Fernando Alonso will end his World Endurance Championship adventure with Toyota Gazoo Racing after this year’s Le Mans 24 Hour race but he insists he will find other challenges to keep his insatiable appetite for racing sated.
It is no secret that Alonso has had a busy schedule since he quit F1 at the end of last year, winning the Daytona 24 Hours in January with Wayne Taylor Racing while dovetailing his World Endurance Championship (WEC) campaign with a test in a Dakar Toyota.
The Spaniard leads the WEC standings with teammates Sébastien Buemi and Kazuki Nakajima with two rounds remaining: Spa- Francorchamps this weekend and the season finale at Le Mans on 16-17 June. He will also race for McLaren at this year’s Indy 500 on 26 May.
In an interview with L’Equipe, Alonso joked, “Maybe I should go back to Formula 1 to rest a bit!”
He then explained, “Before focusing on one car or another, I asked myself: What are my opportunities for the future? What can I have fun driving in 2020? What events are prestigious and interesting enough?”
“I will reflect on this calmly in July and decide later. [In May] I will concentrate only on the Indy 500 and my preparation for the Le Mans 24 Hours. I love my sport, cars and the idea of driving.”
“When I’m at my karting circuit, in Spain, driving a race prepared kart I concentrate to do so as well as possible. I don’t want to be beaten because I have not prepared well.”
“It seems when you get to F1 and you stay there because it satisfies a big ego… the best of the best is there and to drive anything else would be to take a step back.”
“This is a mentality that I have experienced with some engineers and journalists, those who do not see the bigger picture. I never agreed with that sentiment. [Outside of F1] I’ve discovered excellent teams, engineers and drivers.”
With the Toyota-Alonso romance set to end after Le Mans, the 37-year-old does have one wish before he parts ways with the team, “Winning the WEC this year, adding to my two F1 titles would be magical.”

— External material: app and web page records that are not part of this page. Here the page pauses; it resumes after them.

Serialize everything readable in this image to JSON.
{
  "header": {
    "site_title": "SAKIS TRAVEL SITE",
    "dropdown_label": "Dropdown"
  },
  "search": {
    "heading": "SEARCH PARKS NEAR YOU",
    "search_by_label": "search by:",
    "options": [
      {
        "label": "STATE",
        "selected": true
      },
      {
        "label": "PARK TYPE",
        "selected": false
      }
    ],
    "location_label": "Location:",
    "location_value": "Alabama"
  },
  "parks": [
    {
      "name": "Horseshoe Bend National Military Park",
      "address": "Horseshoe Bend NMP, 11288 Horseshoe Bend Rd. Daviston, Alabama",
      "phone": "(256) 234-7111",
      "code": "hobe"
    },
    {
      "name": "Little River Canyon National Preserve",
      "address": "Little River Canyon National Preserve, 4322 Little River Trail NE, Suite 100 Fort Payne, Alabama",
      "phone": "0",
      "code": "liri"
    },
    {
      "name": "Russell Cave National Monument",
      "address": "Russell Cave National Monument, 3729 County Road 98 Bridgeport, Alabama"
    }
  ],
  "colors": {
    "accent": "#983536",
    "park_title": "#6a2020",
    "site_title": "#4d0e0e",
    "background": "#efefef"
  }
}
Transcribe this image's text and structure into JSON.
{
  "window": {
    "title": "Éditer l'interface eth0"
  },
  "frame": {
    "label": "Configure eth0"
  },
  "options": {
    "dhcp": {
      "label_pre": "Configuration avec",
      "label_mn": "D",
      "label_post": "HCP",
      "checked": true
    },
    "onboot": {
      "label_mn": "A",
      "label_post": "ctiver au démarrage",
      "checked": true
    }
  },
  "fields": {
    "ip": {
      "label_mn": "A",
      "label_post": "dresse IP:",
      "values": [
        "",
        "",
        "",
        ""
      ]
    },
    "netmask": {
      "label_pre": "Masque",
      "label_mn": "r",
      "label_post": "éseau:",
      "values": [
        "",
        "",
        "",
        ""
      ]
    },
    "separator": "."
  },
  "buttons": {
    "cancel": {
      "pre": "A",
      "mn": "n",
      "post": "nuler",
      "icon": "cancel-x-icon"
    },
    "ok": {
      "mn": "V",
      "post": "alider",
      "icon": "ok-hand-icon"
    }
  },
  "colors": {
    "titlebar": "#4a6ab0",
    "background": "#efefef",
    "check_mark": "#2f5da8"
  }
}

Alonso was F1 World Champion in 2005 and 2006, he celebrated 97 times on Grand Prix podiums, 32 times as the winner in a career that began at the 2001 Australian Grand Prix and ended 311 grand prix races at the 2018 Abu Dhabi Grand Prix.